What can we do? How do we teach the technical and scientific students how to write effectively for business and industry? How do we teach English and journalism students the skills necessary to become technical editors and technical writers?
I think the key is closer alliance between us; it is time for industry and academia to join together to better meet the needs of both. We need to form advisory panels which include representatives from both industry and the universities. We need the university faculty to have some industry experience and to invite some industry people to teach parts of courses. We need industry to become more aware of your problems and constraints and to invite you to share in what we do. We need faculty members to join some of the professional technical societies, and we need industry people to join some of the professional academic societies. Together, we need to enlarge the common area in Schramm’s communication diagram. It is time for both groups to get out of the dining room and into the kitchen.
How can you in the classrooms help us in industry to contribute to our joint goal? You will have to articulate more clearly the definition of the product you are producing. I believe both the term “technical writer” and most technical writing courses are too general and too loosely defined to accomplish this objective. Who or what is your audience? If you cannot define the audience, you cannot define the product. If you cannot define the product, you cannot produce it. Produce technical and scientific graduates with good technical skills and competent technical communication (especially, writing) skills, produce editors/writers with good technical communication skills and competent technical skills — and you will have industry beating a path to your doors.
I am heartened by what I see happening in some current writing programs. I believe we are starting to see the light at the end of the tunnel. I do hope.
1. Rice, Joseph A. “Guest Editorial: Coming Out of the Closet”. Technical Communication (Fourth Quarter, 1977), 2.
2. Buehler, Mary Fran. “Controlled Flexibility in Technical Editing The Levels-of-edit Concept at JPL”. Technical Communication (First Quarter, 1977), 1-4; and

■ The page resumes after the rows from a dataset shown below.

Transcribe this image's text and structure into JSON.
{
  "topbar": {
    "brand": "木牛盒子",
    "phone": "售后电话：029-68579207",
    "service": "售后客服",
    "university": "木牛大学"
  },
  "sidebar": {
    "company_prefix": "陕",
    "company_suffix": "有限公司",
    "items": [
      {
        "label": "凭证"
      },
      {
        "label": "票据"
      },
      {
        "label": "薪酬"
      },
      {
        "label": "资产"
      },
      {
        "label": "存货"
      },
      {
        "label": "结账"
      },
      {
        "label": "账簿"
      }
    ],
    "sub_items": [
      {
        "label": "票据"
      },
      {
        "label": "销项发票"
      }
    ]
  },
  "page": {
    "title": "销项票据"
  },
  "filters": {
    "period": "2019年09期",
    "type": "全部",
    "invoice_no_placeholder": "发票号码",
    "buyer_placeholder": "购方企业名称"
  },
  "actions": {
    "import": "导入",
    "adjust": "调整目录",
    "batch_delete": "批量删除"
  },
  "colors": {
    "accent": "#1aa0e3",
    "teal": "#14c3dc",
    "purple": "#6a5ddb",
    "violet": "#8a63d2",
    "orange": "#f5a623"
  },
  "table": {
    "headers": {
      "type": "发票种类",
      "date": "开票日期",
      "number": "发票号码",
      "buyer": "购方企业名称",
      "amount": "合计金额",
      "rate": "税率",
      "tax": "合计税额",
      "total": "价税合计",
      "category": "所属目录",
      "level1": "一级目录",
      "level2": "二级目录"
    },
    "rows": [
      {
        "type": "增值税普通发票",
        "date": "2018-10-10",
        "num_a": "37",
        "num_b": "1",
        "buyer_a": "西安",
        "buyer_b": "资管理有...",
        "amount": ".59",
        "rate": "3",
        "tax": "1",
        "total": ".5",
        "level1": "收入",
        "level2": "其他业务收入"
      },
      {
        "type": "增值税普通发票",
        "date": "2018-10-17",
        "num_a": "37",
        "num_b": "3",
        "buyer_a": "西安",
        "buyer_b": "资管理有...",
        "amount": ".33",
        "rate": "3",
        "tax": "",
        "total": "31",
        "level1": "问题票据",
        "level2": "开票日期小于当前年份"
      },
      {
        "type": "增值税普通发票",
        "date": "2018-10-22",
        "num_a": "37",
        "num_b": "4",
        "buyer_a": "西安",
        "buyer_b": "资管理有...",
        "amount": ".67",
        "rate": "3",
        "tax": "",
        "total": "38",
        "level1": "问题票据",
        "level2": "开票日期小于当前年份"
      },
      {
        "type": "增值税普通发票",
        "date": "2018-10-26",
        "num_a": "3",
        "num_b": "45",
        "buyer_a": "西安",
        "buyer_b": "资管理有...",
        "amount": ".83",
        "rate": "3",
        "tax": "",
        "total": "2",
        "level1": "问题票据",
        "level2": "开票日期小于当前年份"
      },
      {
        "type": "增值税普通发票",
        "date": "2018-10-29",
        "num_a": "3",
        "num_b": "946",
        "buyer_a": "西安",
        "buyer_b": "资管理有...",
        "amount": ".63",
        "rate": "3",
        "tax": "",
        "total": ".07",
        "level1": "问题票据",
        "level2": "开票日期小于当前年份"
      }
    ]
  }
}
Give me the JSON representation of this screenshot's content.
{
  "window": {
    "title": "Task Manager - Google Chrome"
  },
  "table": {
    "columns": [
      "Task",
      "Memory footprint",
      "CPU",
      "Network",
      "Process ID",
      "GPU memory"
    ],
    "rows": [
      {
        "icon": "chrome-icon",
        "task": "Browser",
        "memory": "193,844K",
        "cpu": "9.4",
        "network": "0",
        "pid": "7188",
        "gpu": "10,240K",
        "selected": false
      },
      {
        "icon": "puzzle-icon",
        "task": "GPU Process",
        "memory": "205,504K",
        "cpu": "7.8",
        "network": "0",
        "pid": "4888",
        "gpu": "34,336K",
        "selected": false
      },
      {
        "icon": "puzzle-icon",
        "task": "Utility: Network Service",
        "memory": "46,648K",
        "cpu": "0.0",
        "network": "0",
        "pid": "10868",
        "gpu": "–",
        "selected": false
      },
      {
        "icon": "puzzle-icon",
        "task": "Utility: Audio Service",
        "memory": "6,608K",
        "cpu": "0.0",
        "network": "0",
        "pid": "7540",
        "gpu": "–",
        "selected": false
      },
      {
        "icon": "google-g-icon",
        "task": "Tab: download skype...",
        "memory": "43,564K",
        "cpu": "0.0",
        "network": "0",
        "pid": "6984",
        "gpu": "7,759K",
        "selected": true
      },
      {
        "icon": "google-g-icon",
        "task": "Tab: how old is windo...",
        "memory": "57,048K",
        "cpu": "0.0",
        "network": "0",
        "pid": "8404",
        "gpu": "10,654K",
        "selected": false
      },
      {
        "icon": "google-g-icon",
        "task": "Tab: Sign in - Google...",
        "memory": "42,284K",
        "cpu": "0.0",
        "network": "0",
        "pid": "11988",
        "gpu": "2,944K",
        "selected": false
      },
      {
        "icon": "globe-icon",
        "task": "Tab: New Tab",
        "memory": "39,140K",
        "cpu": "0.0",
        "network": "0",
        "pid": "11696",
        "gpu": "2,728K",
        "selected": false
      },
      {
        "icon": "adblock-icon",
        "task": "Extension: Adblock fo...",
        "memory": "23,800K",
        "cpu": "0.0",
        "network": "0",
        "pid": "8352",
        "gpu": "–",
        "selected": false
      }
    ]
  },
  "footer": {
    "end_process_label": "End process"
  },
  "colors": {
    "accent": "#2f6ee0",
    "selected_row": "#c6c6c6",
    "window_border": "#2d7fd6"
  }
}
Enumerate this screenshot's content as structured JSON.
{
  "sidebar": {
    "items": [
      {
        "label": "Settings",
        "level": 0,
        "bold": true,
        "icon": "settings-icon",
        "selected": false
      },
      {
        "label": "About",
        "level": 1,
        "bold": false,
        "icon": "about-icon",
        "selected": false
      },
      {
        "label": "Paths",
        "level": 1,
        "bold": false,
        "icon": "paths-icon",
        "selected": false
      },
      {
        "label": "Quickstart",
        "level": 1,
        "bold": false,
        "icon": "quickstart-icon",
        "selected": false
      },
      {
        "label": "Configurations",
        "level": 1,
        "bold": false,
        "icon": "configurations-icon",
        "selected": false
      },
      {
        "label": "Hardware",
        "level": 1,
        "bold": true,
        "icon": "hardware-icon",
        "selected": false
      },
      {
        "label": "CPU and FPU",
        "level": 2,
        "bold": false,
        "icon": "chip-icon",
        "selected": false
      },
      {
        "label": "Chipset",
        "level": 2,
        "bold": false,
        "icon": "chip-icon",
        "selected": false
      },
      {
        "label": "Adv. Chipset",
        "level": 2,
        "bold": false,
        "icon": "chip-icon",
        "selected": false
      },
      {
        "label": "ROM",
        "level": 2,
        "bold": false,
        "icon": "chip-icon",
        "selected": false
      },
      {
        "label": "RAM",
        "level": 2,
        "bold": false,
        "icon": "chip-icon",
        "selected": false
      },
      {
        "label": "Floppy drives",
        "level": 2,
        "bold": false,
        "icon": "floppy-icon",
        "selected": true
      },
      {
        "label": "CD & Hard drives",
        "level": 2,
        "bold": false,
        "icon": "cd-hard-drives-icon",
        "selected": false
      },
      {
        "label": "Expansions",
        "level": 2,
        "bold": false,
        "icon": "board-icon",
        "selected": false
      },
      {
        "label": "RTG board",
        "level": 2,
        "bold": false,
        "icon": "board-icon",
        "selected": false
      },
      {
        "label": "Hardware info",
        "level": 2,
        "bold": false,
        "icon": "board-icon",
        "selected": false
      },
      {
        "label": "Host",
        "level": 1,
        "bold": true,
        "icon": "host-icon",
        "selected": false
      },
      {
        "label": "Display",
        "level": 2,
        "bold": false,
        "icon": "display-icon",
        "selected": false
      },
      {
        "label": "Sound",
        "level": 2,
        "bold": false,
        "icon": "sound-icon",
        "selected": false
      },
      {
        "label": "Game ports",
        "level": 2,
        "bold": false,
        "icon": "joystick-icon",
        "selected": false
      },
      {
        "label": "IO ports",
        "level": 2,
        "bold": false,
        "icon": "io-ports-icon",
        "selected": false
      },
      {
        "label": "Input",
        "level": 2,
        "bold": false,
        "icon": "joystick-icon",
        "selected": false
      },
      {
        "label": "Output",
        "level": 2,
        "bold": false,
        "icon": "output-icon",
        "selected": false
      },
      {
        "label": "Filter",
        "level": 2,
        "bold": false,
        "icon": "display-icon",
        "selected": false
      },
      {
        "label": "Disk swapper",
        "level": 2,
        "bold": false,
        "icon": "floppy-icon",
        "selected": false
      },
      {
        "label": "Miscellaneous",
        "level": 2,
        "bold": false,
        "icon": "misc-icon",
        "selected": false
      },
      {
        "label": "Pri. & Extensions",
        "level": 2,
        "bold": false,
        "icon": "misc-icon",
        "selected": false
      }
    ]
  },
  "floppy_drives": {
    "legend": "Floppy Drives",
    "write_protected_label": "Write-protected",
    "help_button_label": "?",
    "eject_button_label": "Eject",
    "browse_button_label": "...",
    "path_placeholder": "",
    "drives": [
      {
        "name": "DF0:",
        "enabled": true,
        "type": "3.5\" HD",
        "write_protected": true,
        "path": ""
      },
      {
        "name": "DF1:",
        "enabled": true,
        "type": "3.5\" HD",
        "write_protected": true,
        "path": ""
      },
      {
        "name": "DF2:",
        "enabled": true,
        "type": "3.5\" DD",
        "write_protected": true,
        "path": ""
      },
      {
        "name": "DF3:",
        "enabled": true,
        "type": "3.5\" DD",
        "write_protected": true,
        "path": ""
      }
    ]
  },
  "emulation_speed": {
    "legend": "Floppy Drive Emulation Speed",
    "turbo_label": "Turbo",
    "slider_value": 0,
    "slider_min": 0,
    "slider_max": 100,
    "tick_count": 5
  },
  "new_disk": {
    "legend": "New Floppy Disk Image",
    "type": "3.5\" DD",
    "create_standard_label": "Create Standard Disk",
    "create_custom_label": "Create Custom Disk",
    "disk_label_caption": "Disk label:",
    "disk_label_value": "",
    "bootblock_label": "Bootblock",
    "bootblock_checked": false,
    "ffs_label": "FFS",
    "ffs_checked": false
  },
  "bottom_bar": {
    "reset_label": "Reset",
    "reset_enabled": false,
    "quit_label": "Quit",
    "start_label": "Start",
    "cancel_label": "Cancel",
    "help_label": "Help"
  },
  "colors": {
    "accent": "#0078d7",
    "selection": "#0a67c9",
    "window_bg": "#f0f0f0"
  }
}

3. “Measuring the Editor’s Job: How Do We Know What We’re Doing?”. Society for Technical Communication. Proceedings of the 24th ITCC (1977), 236-239.